ACTIVITY> Exactly as written and without the pictures, output the entries below.

--- EXTRACTED MATERIAL ---

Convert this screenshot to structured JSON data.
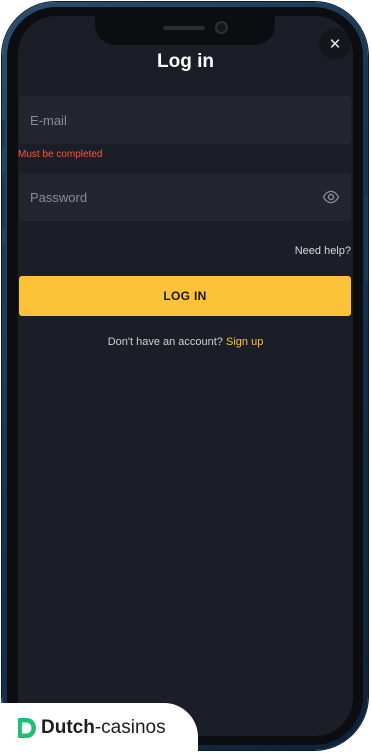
{
  "header": {
    "title": "Log in",
    "close_symbol": "✕"
  },
  "form": {
    "email": {
      "placeholder": "E-mail",
      "value": "",
      "error": "Must be completed"
    },
    "password": {
      "placeholder": "Password",
      "value": ""
    },
    "need_help": "Need help?",
    "login_button": "LOG IN"
  },
  "signup": {
    "prompt": "Don't have an account?",
    "link": "Sign up"
  },
  "watermark": {
    "brand": "Dutch",
    "suffix": "-casinos"
  },
  "icons": {
    "close": "close-icon",
    "eye": "eye-icon",
    "logo": "dutch-casinos-logo-icon"
  },
  "colors": {
    "accent": "#fcc238",
    "background": "#1c1e27",
    "input_background": "#24262f",
    "error": "#f05a3c",
    "frame": "#173452"
  }
}
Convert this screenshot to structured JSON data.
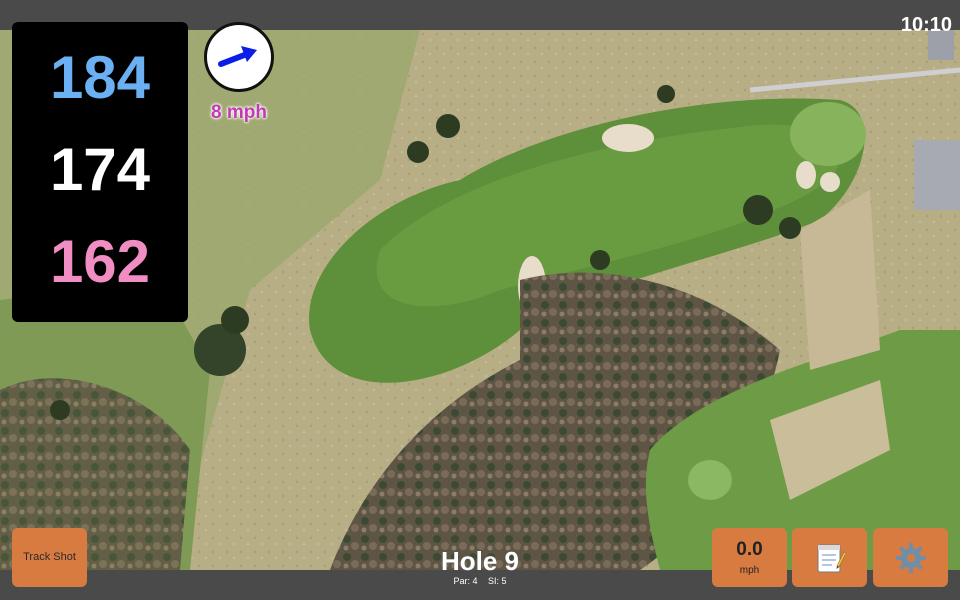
{
  "status_bar": {
    "time": "10:10"
  },
  "distances": {
    "back": "184",
    "center": "174",
    "front": "162"
  },
  "wind": {
    "speed_label": "8 mph",
    "icon": "wind-arrow-icon",
    "arrow_color": "#0a1ee6"
  },
  "track_shot": {
    "label": "Track Shot"
  },
  "hole": {
    "title": "Hole 9",
    "par": "Par: 4",
    "si": "SI: 5"
  },
  "speed": {
    "value": "0.0",
    "unit": "mph"
  },
  "notes": {
    "icon": "notepad-icon"
  },
  "settings": {
    "icon": "gear-icon"
  },
  "colors": {
    "button_orange": "#d87b41",
    "back_distance": "#6ab0f2",
    "center_distance": "#ffffff",
    "front_distance": "#f08ec4",
    "wind_text": "#c23ab4"
  }
}
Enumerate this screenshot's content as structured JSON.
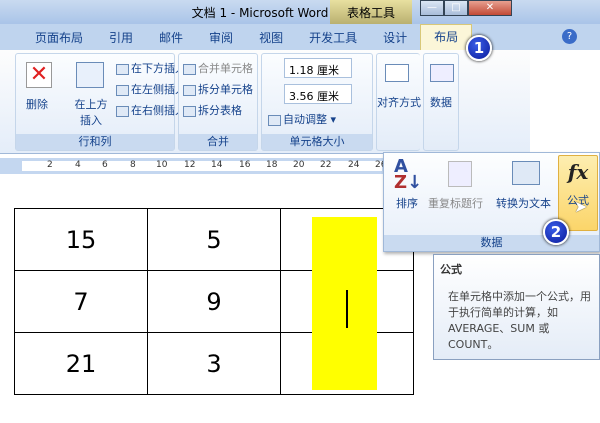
{
  "window": {
    "title": "文档 1 - Microsoft Word",
    "context_tab": "表格工具",
    "min": "—",
    "max": "□",
    "close": "✕"
  },
  "tabs": [
    {
      "label": "页面布局"
    },
    {
      "label": "引用"
    },
    {
      "label": "邮件"
    },
    {
      "label": "审阅"
    },
    {
      "label": "视图"
    },
    {
      "label": "开发工具"
    },
    {
      "label": "设计"
    },
    {
      "label": "布局",
      "active": true
    }
  ],
  "help": "?",
  "ribbon": {
    "rows_cols": {
      "label": "行和列",
      "delete": "删除",
      "insert_above": "在上方插入",
      "insert_below": "在下方插入",
      "insert_left": "在左侧插入",
      "insert_right": "在右侧插入"
    },
    "merge": {
      "label": "合并",
      "merge_cells": "合并单元格",
      "split_cells": "拆分单元格",
      "split_table": "拆分表格"
    },
    "cell_size": {
      "label": "单元格大小",
      "height": "1.18 厘米",
      "width": "3.56 厘米",
      "autofit": "自动调整"
    },
    "align": {
      "label": "对齐方式"
    },
    "data": {
      "label": "数据"
    }
  },
  "ruler": [
    "2",
    "4",
    "6",
    "8",
    "10",
    "12",
    "14",
    "16",
    "18",
    "20",
    "22",
    "24",
    "26"
  ],
  "data_panel": {
    "label": "数据",
    "sort": "排序",
    "repeat_header": "重复标题行",
    "convert_to_text": "转换为文本",
    "formula": "公式"
  },
  "badges": [
    "1",
    "2"
  ],
  "tooltip": {
    "title": "公式",
    "body": "在单元格中添加一个公式，用于执行简单的计算，如 AVERAGE、SUM 或 COUNT。"
  },
  "table": [
    [
      "15",
      "5",
      ""
    ],
    [
      "7",
      "9",
      ""
    ],
    [
      "21",
      "3",
      ""
    ]
  ],
  "colors": {
    "highlight": "#ffff00",
    "formula_button": "#fbd56a"
  }
}
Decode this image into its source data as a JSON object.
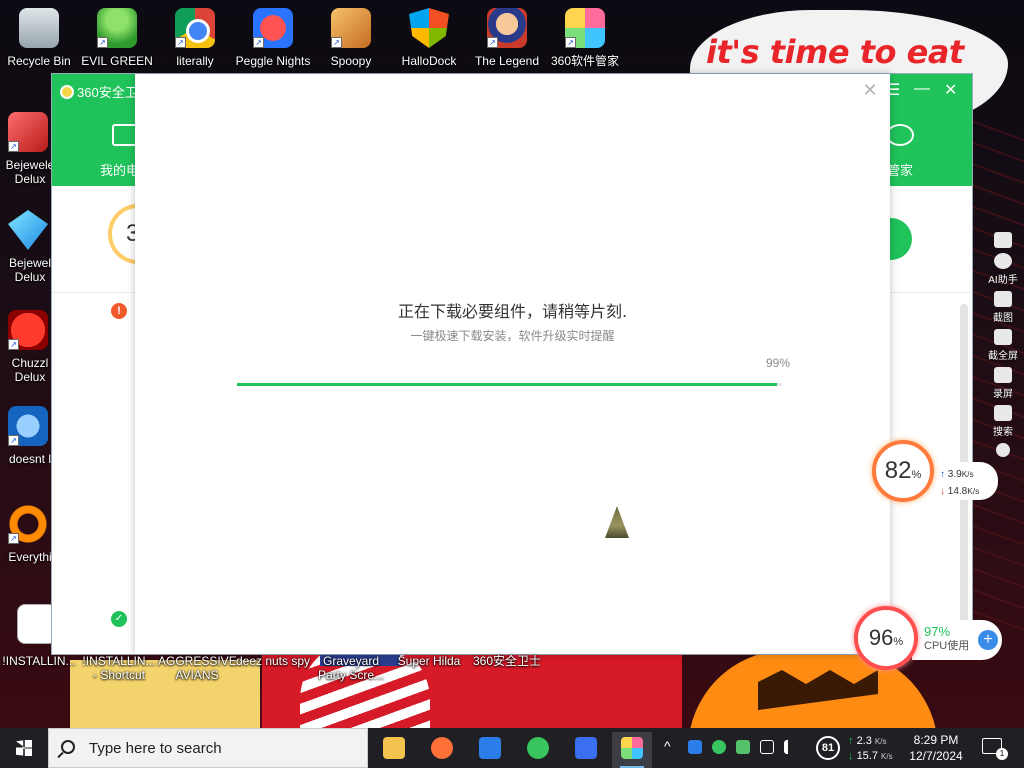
{
  "wallpaper": {
    "bubble_text": "it's time to eat shit"
  },
  "desktop": {
    "top_icons": [
      {
        "label": "Recycle Bin",
        "icon": "recycle-bin-icon"
      },
      {
        "label": "EVIL GREEN",
        "icon": "green-figure-icon"
      },
      {
        "label": "literally",
        "icon": "chrome-icon"
      },
      {
        "label": "Peggle Nights",
        "icon": "peggle-icon"
      },
      {
        "label": "Spoopy",
        "icon": "spoopy-icon"
      },
      {
        "label": "HalloDock",
        "icon": "windows-shield-icon"
      },
      {
        "label": "The Legend",
        "icon": "legend-character-icon"
      },
      {
        "label": "360软件管家",
        "icon": "360-software-icon"
      }
    ],
    "left_icons": [
      {
        "label": "Bejewele Delux",
        "icon": "bejeweled-icon"
      },
      {
        "label": "Bejewel Delux",
        "icon": "bejeweled-diamond-icon"
      },
      {
        "label": "Chuzzl Delux",
        "icon": "chuzzle-icon"
      },
      {
        "label": "doesnt l",
        "icon": "blue-bird-icon"
      },
      {
        "label": "Everythi",
        "icon": "everything-search-icon"
      }
    ],
    "bottom_labels": [
      {
        "label": "!INSTALLIN..."
      },
      {
        "label": "!INSTALLIN... - Shortcut"
      },
      {
        "label": "AGGRESSIVE AVIANS"
      },
      {
        "label": "deez nuts spy"
      },
      {
        "label": "Graveyard Party Scre..."
      },
      {
        "label": "Super Hilda"
      },
      {
        "label": "360安全卫士"
      }
    ]
  },
  "app_window": {
    "title": "360安全卫",
    "nav_left_label": "我的电",
    "nav_right_label": "件管家",
    "menu_glyph": "☰",
    "minimize_glyph": "—",
    "close_glyph": "✕",
    "partial_digit": "3"
  },
  "dialog": {
    "close_glyph": "✕",
    "title": "正在下载必要组件，请稍等片刻.",
    "subtitle": "一键极速下载安装，软件升级实时提醒",
    "progress": {
      "value": 99,
      "label": "99%"
    },
    "accent": "#1fc35a"
  },
  "side_toolbar": {
    "items": [
      {
        "label": "",
        "icon": "shield-check-icon"
      },
      {
        "label": "AI助手",
        "icon": "ai-assistant-icon"
      },
      {
        "label": "截图",
        "icon": "camera-icon"
      },
      {
        "label": "截全屏",
        "icon": "screen-capture-icon"
      },
      {
        "label": "录屏",
        "icon": "video-record-icon"
      },
      {
        "label": "搜索",
        "icon": "search-icon"
      },
      {
        "label": "",
        "icon": "settings-icon"
      }
    ]
  },
  "net_monitor": {
    "percent": "82",
    "unit": "%",
    "upload": "3.9",
    "upload_unit": "K/s",
    "download": "14.8",
    "download_unit": "K/s"
  },
  "cpu_monitor": {
    "percent": "96",
    "unit": "%",
    "cpu_value": "97%",
    "cpu_label": "CPU使用",
    "plus": "+"
  },
  "taskbar": {
    "search_placeholder": "Type here to search",
    "apps": [
      {
        "name": "file-explorer",
        "icon": "folder-icon",
        "color": "#f3c24f"
      },
      {
        "name": "firefox",
        "icon": "firefox-icon",
        "color": "#ff7139"
      },
      {
        "name": "360-shield",
        "icon": "shield-icon",
        "color": "#2b7de9"
      },
      {
        "name": "360-safe",
        "icon": "360-safe-icon",
        "color": "#38c45f"
      },
      {
        "name": "360-guard",
        "icon": "guard-icon",
        "color": "#3a6ff2"
      },
      {
        "name": "360-software-manager",
        "icon": "360-software-icon",
        "color": "#46c2e8"
      }
    ],
    "tray": {
      "chevron": "^",
      "badge": "81",
      "net_up": "2.3",
      "net_down": "15.7",
      "net_unit": "K/s"
    },
    "time": "8:29 PM",
    "date": "12/7/2024",
    "notification_count": "1"
  }
}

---

ANSWER BOX>
Convert this screenshot to structured JSON data.
{
  "header": {
    "title": "Log in",
    "close_symbol": "✕"
  },
  "form": {
    "email": {
      "placeholder": "E-mail",
      "value": "",
      "error": "Must be completed"
    },
    "password": {
      "placeholder": "Password",
      "value": ""
    },
    "need_help": "Need help?",
    "login_button": "LOG IN"
  },
  "signup": {
    "prompt": "Don't have an account?",
    "link": "Sign up"
  },
  "watermark": {
    "brand": "Dutch",
    "suffix": "-casinos"
  },
  "icons": {
    "close": "close-icon",
    "eye": "eye-icon",
    "logo": "dutch-casinos-logo-icon"
  },
  "colors": {
    "accent": "#fcc238",
    "background": "#1c1e27",
    "input_background": "#24262f",
    "error": "#f05a3c",
    "frame": "#173452"
  }
}
Convert this screenshot to structured JSON data.
{
  "status_bar": {
    "time": "10:10"
  },
  "distances": {
    "back": "184",
    "center": "174",
    "front": "162"
  },
  "wind": {
    "speed_label": "8 mph",
    "icon": "wind-arrow-icon",
    "arrow_color": "#0a1ee6"
  },
  "track_shot": {
    "label": "Track Shot"
  },
  "hole": {
    "title": "Hole 9",
    "par": "Par: 4",
    "si": "SI: 5"
  },
  "speed": {
    "value": "0.0",
    "unit": "mph"
  },
  "notes": {
    "icon": "notepad-icon"
  },
  "settings": {
    "icon": "gear-icon"
  },
  "colors": {
    "button_orange": "#d87b41",
    "back_distance": "#6ab0f2",
    "center_distance": "#ffffff",
    "front_distance": "#f08ec4",
    "wind_text": "#c23ab4"
  }
}
Enumerate this screenshot's content as structured JSON.
{
  "window": {
    "title": "文档 1 - Microsoft Word",
    "context_tab": "表格工具",
    "min": "—",
    "max": "□",
    "close": "✕"
  },
  "tabs": [
    {
      "label": "页面布局"
    },
    {
      "label": "引用"
    },
    {
      "label": "邮件"
    },
    {
      "label": "审阅"
    },
    {
      "label": "视图"
    },
    {
      "label": "开发工具"
    },
    {
      "label": "设计"
    },
    {
      "label": "布局",
      "active": true
    }
  ],
  "help": "?",
  "ribbon": {
    "rows_cols": {
      "label": "行和列",
      "delete": "删除",
      "insert_above": "在上方插入",
      "insert_below": "在下方插入",
      "insert_left": "在左侧插入",
      "insert_right": "在右侧插入"
    },
    "merge": {
      "label": "合并",
      "merge_cells": "合并单元格",
      "split_cells": "拆分单元格",
      "split_table": "拆分表格"
    },
    "cell_size": {
      "label": "单元格大小",
      "height": "1.18 厘米",
      "width": "3.56 厘米",
      "autofit": "自动调整"
    },
    "align": {
      "label": "对齐方式"
    },
    "data": {
      "label": "数据"
    }
  },
  "ruler": [
    "2",
    "4",
    "6",
    "8",
    "10",
    "12",
    "14",
    "16",
    "18",
    "20",
    "22",
    "24",
    "26"
  ],
  "data_panel": {
    "label": "数据",
    "sort": "排序",
    "repeat_header": "重复标题行",
    "convert_to_text": "转换为文本",
    "formula": "公式"
  },
  "badges": [
    "1",
    "2"
  ],
  "tooltip": {
    "title": "公式",
    "body": "在单元格中添加一个公式，用于执行简单的计算，如 AVERAGE、SUM 或 COUNT。"
  },
  "table": [
    [
      "15",
      "5",
      ""
    ],
    [
      "7",
      "9",
      ""
    ],
    [
      "21",
      "3",
      ""
    ]
  ],
  "colors": {
    "highlight": "#ffff00",
    "formula_button": "#fbd56a"
  }
}
Decode this image into its source data as a JSON object.
{
  "wallpaper": {
    "bubble_text": "it's time to eat shit"
  },
  "desktop": {
    "top_icons": [
      {
        "label": "Recycle Bin",
        "icon": "recycle-bin-icon"
      },
      {
        "label": "EVIL GREEN",
        "icon": "green-figure-icon"
      },
      {
        "label": "literally",
        "icon": "chrome-icon"
      },
      {
        "label": "Peggle Nights",
        "icon": "peggle-icon"
      },
      {
        "label": "Spoopy",
        "icon": "spoopy-icon"
      },
      {
        "label": "HalloDock",
        "icon": "windows-shield-icon"
      },
      {
        "label": "The Legend",
        "icon": "legend-character-icon"
      },
      {
        "label": "360软件管家",
        "icon": "360-software-icon"
      }
    ],
    "left_icons": [
      {
        "label": "Bejewele Delux",
        "icon": "bejeweled-icon"
      },
      {
        "label": "Bejewel Delux",
        "icon": "bejeweled-diamond-icon"
      },
      {
        "label": "Chuzzl Delux",
        "icon": "chuzzle-icon"
      },
      {
        "label": "doesnt l",
        "icon": "blue-bird-icon"
      },
      {
        "label": "Everythi",
        "icon": "everything-search-icon"
      }
    ],
    "bottom_labels": [
      {
        "label": "!INSTALLIN..."
      },
      {
        "label": "!INSTALLIN... - Shortcut"
      },
      {
        "label": "AGGRESSIVE AVIANS"
      },
      {
        "label": "deez nuts spy"
      },
      {
        "label": "Graveyard Party Scre..."
      },
      {
        "label": "Super Hilda"
      },
      {
        "label": "360安全卫士"
      }
    ]
  },
  "app_window": {
    "title": "360安全卫",
    "nav_left_label": "我的电",
    "nav_right_label": "件管家",
    "menu_glyph": "☰",
    "minimize_glyph": "—",
    "close_glyph": "✕",
    "partial_digit": "3"
  },
  "dialog": {
    "close_glyph": "✕",
    "title": "正在下载必要组件，请稍等片刻.",
    "subtitle": "一键极速下载安装，软件升级实时提醒",
    "progress": {
      "value": 99,
      "label": "99%"
    },
    "accent": "#1fc35a"
  },
  "side_toolbar": {
    "items": [
      {
        "label": "",
        "icon": "shield-check-icon"
      },
      {
        "label": "AI助手",
        "icon": "ai-assistant-icon"
      },
      {
        "label": "截图",
        "icon": "camera-icon"
      },
      {
        "label": "截全屏",
        "icon": "screen-capture-icon"
      },
      {
        "label": "录屏",
        "icon": "video-record-icon"
      },
      {
        "label": "搜索",
        "icon": "search-icon"
      },
      {
        "label": "",
        "icon": "settings-icon"
      }
    ]
  },
  "net_monitor": {
    "percent": "82",
    "unit": "%",
    "upload": "3.9",
    "upload_unit": "K/s",
    "download": "14.8",
    "download_unit": "K/s"
  },
  "cpu_monitor": {
    "percent": "96",
    "unit": "%",
    "cpu_value": "97%",
    "cpu_label": "CPU使用",
    "plus": "+"
  },
  "taskbar": {
    "search_placeholder": "Type here to search",
    "apps": [
      {
        "name": "file-explorer",
        "icon": "folder-icon",
        "color": "#f3c24f"
      },
      {
        "name": "firefox",
        "icon": "firefox-icon",
        "color": "#ff7139"
      },
      {
        "name": "360-shield",
        "icon": "shield-icon",
        "color": "#2b7de9"
      },
      {
        "name": "360-safe",
        "icon": "360-safe-icon",
        "color": "#38c45f"
      },
      {
        "name": "360-guard",
        "icon": "guard-icon",
        "color": "#3a6ff2"
      },
      {
        "name": "360-software-manager",
        "icon": "360-software-icon",
        "color": "#46c2e8"
      }
    ],
    "tray": {
      "chevron": "^",
      "badge": "81",
      "net_up": "2.3",
      "net_down": "15.7",
      "net_unit": "K/s"
    },
    "time": "8:29 PM",
    "date": "12/7/2024",
    "notification_count": "1"
  }
}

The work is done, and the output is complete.